Marlon’s granny thinks it’s high time Marlon gives up his pacificer. ‘It’s a noo-noo’, Marlon informs her–and he has no intention of giving it up. Nothing and no one can make Marlon give up his noo-noo until Marlon decides to give up his noo-noo! With keen humor and a sure instinct for the dynamics of family life, Murphy captures a common childhood dilemma. Full color.
A young monster’s devotion to his pacifier is frowned upon by everyone he knows. ‘An appropriately lighthearted look at a situation that will hit close to home for many toddlers,’ said PW. Ages 3-5. (Apr.)
Marlon is a monster who still uses a pacifier. He calls it his noo-noo. His grandmother thinks he’s too old for one, but Marlon doesn’t want to give it up. Even when the other monsters make fun of him, and his mother throws his noo-noo away, Marlon still isn’t ready.

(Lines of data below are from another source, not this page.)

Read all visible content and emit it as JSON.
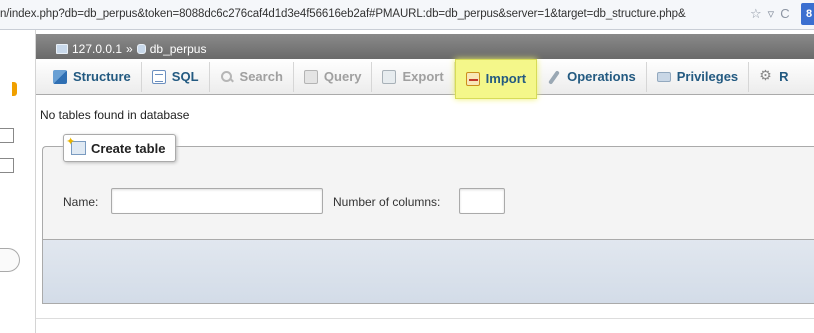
{
  "browser": {
    "url": "n/index.php?db=db_perpus&token=8088dc6c276caf4d1d3e4f56616eb2af#PMAURL:db=db_perpus&server=1&target=db_structure.php&",
    "star_icon": "star-icon",
    "dropdown_icon": "triangle-down-icon",
    "reload_icon": "reload-icon"
  },
  "breadcrumb": {
    "server": "127.0.0.1",
    "separator": "»",
    "database": "db_perpus"
  },
  "tabs": [
    {
      "label": "Structure",
      "icon": "structure-icon",
      "state": "active"
    },
    {
      "label": "SQL",
      "icon": "sql-icon",
      "state": "normal"
    },
    {
      "label": "Search",
      "icon": "search-icon",
      "state": "disabled"
    },
    {
      "label": "Query",
      "icon": "query-icon",
      "state": "disabled"
    },
    {
      "label": "Export",
      "icon": "export-icon",
      "state": "disabled"
    },
    {
      "label": "Import",
      "icon": "import-icon",
      "state": "highlighted"
    },
    {
      "label": "Operations",
      "icon": "operations-icon",
      "state": "normal"
    },
    {
      "label": "Privileges",
      "icon": "privileges-icon",
      "state": "normal"
    },
    {
      "label": "R",
      "icon": "routines-icon",
      "state": "normal"
    }
  ],
  "main": {
    "message": "No tables found in database",
    "create_table": {
      "legend": "Create table",
      "name_label": "Name:",
      "name_value": "",
      "columns_label": "Number of columns:",
      "columns_value": ""
    }
  },
  "colors": {
    "highlight": "#f4f78a",
    "link": "#235a81",
    "breadcrumb_bg": "#777777"
  }
}
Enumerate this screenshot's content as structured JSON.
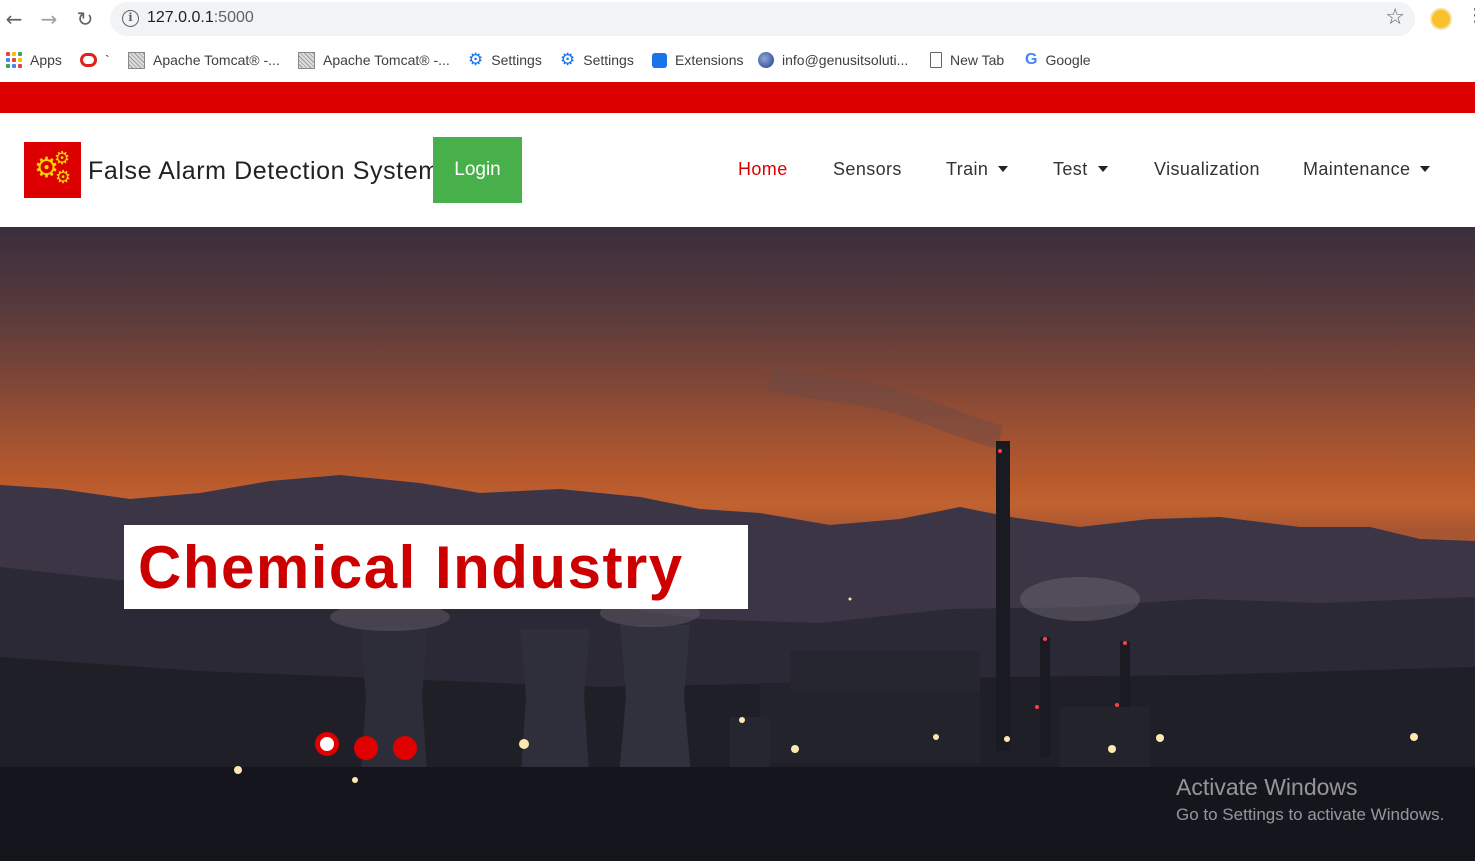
{
  "browser": {
    "url_host": "127.0.0.1",
    "url_port": ":5000",
    "bookmarks": [
      {
        "label": "Apps",
        "icon": "apps-grid-icon"
      },
      {
        "label": "`",
        "icon": "oracle-icon"
      },
      {
        "label": "Apache Tomcat® -...",
        "icon": "tomcat-icon"
      },
      {
        "label": "Apache Tomcat® -...",
        "icon": "tomcat-icon"
      },
      {
        "label": "Settings",
        "icon": "gear-icon"
      },
      {
        "label": "Settings",
        "icon": "gear-icon"
      },
      {
        "label": "Extensions",
        "icon": "puzzle-icon"
      },
      {
        "label": "info@genusitsoluti...",
        "icon": "globe-icon"
      },
      {
        "label": "New Tab",
        "icon": "page-icon"
      },
      {
        "label": "Google",
        "icon": "google-icon"
      }
    ]
  },
  "header": {
    "brand_title": "False Alarm Detection System",
    "login_label": "Login",
    "nav": [
      {
        "label": "Home",
        "active": true,
        "dropdown": false
      },
      {
        "label": "Sensors",
        "active": false,
        "dropdown": false
      },
      {
        "label": "Train",
        "active": false,
        "dropdown": true
      },
      {
        "label": "Test",
        "active": false,
        "dropdown": true
      },
      {
        "label": "Visualization",
        "active": false,
        "dropdown": false
      },
      {
        "label": "Maintenance",
        "active": false,
        "dropdown": true
      }
    ]
  },
  "hero": {
    "caption": "Chemical Industry",
    "active_slide": 1,
    "slide_count": 3
  },
  "watermark": {
    "title": "Activate Windows",
    "subtitle": "Go to Settings to activate Windows."
  },
  "colors": {
    "brand_red": "#dc0000",
    "login_green": "#47b04b",
    "nav_active": "#dc0000"
  }
}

How Marlon handles this transition is wonderfully told and illustrated in this fantastic story that children will surely enjoy. This is a definite must for any child who uses a pacifier, but would be good for any child’s library. 1998 (orig.
School Library Journal
PreS-K-Marlon’s grandmother insists that he is much too old to use a pacifier. Eventually, his mother agrees, and confiscates his “noo-noos.” Marlon, however, has stashed extras throughout the house. Even the teasing of others doesn’t deter him. Only after he plants a spare pacifier to grow a noo-noo tree does he decide to throw his last one away. A final two-page spread shows the tree in bloom while a contented Marlon strolls away with his harvest. Murphy’s monster characters resemble dinosaurs, and they are not particularly unusual or appealing. The text refers to Marlon as a preschooler, but his size, body movements, and language development give him the appearance of an older child. Libraries with a demand for titles on this specialized topic might consider purchasing a copy. Others can skip it.-Kathy Piehl, Mankato State University, MN